Judicial Campaign Code of Conduct Committee

As a public service, the Tennessee Bar Association works to help assure that judicial elections are conducted in a manner that will maintain confidence in our judiciary.

Chair
Gearhiser Peters Elliott &...
320 McCallie Ave
Chattanooga, TN 37402
(423)756-5171
Vice-Chair
Weatherly McNally & Dixon PLC
424 Church St Suite 2260
Nashville, TN 37219
(615)986-3377

Supreme Court Amends the Code of Judicial Conduct

Responding to suggestions from the TBA and a committee of judges , the Tennessee Supreme Court today amended the provisions of the Code of Judicial Conduct regarding judges and judicial candidates’ election campaign conduct. Among other changes, the rules now make it more clear that judges and judicial candidates are permitted to endorse other judges; explicitly allow judges to seek, accept or use endorsements from any person or organization; permit judges to speak on behalf of his or her candidacy through any medium, including but not limited to advertisements, websites, or other campaign literature; and, clarify the prohibition on judges simultaneously seeking judicial and non juridical office. The TBA made recommendations for four changes based upon the experience with the new rules during the 2014 election. As urged by the TBA, the Court did not change the standard for disqualification based on campaign contributions or support, and it turned back changes to the treatment of affiliation with organizations that practice invidious discrimination. Read the order here

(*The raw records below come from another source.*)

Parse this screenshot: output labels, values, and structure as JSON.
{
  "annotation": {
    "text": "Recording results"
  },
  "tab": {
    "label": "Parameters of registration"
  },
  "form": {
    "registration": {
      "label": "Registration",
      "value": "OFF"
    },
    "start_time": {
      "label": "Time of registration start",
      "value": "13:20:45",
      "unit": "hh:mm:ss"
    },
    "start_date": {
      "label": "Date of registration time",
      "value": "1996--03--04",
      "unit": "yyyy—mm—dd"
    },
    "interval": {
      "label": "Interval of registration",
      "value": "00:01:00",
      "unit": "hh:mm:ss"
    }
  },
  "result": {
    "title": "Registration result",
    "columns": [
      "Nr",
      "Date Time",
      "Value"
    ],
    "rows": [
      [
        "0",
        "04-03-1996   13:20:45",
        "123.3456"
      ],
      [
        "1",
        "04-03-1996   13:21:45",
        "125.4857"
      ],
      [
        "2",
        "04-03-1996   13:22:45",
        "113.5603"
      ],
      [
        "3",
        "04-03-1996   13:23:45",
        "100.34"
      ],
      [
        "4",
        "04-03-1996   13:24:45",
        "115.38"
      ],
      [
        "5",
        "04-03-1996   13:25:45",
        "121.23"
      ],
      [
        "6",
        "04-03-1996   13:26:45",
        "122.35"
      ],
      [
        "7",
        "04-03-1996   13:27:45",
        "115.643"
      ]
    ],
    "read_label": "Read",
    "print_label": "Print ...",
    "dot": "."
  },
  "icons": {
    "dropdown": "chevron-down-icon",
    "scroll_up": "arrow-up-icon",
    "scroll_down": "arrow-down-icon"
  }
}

read more »

Special Interest Groups Dominate Spending in Judicial Elections

Special-interest groups accounted for a record-high 29 percent of total spending in state Supreme Court races in the 2013-14 election cycle, according to a new study by the Brennan Center for Justice. “As special-interest groups continue to pump money into judicial races, Americans are rightfully questioning whether campaign cash influences courtroom decisions,” said Alicia Bannon, senior counsel in the Democracy Program at the Brennan Center for Justice. The report also found that lawyers and lobbyists were the largest donors to Supreme Court candidates – collectively responsible for 63 percent of donations.

read more »